In a cavern buried beneath a mile of rock at the
Sanford Underground Research Facility, a School of Mines team has spent the
last year assembling an accelerator that could alter the scientific world with
quiet bursts of energy.
The Compact Accelerator System Performing
Astrophysical Research (CASPAR) experiment hopes to understand the origins of
the universe by mimicking nuclear fusion in stars, studying the smallest scale
possible to understand the largest scale possible.
Led by South Dakota Mines’ Dr. Frank Strieder of the
Department of Physics, the team of scientists includes researchers from the
University of Notre Dame and the Colorado School of Mines, as well as seven
Mines students—three doctoral students and four undergraduates.

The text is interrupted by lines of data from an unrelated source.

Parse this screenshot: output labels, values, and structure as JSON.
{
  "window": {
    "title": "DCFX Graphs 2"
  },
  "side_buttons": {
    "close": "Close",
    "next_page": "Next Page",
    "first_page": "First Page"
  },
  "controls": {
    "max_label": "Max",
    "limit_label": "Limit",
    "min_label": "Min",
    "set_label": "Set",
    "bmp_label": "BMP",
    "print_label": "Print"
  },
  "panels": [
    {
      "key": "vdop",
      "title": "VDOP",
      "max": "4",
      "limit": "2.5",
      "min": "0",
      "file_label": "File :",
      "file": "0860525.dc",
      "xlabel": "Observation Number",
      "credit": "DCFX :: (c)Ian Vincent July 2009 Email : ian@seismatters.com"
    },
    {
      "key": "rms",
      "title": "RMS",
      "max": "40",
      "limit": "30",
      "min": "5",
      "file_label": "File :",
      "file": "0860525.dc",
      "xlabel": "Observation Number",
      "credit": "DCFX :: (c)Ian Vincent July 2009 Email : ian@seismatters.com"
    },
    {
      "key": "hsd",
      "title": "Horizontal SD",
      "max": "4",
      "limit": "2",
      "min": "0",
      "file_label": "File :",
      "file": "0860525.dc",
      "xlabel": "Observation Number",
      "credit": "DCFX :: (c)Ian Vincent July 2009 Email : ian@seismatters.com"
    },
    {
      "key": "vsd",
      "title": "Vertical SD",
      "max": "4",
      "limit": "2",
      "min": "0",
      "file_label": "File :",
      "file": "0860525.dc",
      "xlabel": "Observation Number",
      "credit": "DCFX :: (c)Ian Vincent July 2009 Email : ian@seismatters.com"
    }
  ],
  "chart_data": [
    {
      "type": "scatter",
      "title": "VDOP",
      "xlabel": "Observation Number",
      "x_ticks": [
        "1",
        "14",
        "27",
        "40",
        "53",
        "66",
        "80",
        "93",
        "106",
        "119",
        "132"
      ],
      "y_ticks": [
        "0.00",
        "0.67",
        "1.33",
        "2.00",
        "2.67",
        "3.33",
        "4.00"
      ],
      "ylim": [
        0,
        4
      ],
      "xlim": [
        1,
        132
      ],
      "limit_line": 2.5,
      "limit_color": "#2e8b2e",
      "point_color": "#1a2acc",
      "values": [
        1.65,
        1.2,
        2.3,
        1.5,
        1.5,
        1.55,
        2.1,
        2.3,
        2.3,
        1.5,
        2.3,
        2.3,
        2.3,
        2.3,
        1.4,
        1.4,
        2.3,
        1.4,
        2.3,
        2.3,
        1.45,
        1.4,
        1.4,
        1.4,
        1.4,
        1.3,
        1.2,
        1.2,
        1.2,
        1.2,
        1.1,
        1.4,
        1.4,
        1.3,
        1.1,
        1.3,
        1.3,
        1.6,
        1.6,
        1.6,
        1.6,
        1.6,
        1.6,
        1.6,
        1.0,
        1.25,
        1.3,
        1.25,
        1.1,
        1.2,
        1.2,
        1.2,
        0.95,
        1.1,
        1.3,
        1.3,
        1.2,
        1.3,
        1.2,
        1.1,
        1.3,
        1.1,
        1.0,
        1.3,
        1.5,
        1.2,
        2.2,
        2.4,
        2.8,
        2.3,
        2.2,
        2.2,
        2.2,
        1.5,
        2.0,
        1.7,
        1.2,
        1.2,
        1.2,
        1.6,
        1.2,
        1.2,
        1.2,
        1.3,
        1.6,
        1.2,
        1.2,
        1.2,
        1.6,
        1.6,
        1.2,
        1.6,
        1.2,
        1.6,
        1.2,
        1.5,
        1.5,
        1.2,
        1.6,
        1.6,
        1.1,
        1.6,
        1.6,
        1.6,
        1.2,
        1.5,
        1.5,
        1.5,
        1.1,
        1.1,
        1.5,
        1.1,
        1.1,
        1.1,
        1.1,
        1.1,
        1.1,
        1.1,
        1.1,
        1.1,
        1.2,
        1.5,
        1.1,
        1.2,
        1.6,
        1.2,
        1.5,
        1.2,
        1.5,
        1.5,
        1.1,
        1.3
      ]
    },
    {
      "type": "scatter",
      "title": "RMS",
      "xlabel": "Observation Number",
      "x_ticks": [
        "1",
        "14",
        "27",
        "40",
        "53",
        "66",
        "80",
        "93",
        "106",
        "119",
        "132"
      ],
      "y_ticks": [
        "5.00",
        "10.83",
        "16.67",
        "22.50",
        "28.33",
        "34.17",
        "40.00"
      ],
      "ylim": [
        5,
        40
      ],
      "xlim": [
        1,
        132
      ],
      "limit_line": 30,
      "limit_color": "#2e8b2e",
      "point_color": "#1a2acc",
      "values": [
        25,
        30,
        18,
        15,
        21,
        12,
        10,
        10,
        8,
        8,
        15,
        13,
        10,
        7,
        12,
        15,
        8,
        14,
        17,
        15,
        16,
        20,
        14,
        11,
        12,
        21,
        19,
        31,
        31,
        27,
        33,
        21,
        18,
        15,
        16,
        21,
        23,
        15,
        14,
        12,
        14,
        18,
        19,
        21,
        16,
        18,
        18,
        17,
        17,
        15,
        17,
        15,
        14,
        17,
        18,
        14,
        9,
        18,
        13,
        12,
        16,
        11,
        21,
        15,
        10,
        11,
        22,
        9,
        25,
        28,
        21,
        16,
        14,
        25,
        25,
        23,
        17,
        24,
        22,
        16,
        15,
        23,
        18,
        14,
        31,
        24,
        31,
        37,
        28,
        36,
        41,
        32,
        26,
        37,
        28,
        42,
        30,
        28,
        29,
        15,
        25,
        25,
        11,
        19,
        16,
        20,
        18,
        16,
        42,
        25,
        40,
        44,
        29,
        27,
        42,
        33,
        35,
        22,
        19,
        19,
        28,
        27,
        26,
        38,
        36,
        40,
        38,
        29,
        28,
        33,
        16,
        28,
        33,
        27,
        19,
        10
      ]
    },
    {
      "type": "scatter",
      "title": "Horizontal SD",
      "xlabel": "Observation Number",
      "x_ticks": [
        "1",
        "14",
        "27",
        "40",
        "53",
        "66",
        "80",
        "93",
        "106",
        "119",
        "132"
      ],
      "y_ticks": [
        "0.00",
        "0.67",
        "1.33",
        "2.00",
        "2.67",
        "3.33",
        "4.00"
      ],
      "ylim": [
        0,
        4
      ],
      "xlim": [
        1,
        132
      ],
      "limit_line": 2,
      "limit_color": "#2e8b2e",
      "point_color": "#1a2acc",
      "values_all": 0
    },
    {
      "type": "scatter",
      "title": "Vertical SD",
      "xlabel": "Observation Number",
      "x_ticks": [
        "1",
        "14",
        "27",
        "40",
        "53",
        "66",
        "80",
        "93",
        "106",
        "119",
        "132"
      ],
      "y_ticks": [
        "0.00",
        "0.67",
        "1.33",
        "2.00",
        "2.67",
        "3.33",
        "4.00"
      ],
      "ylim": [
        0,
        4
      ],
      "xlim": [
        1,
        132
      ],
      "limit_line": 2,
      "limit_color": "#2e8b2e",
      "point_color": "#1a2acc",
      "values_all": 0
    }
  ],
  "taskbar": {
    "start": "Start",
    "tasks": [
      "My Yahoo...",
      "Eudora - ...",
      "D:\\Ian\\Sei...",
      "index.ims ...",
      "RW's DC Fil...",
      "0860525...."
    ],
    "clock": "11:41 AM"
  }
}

Strieder
designed the 45-foot-long accelerator and spent a year purchasing or machining
parts and then assembling them.
Data collection is expected to begin within the next
The idea behind the experiment is to generate the type
of energy inside a star, allowing scientists to understand how stars were
formed and where they are in their lifespan, which could lead to other
discoveries about life in the universe.
One kilometer away inside another cavity of the
sprawling deep underground laboratory, Ray Davis observed for the first time 50
years ago that neutrinos came from the sun. Davis earned the Nobel Prize for
“We know bas...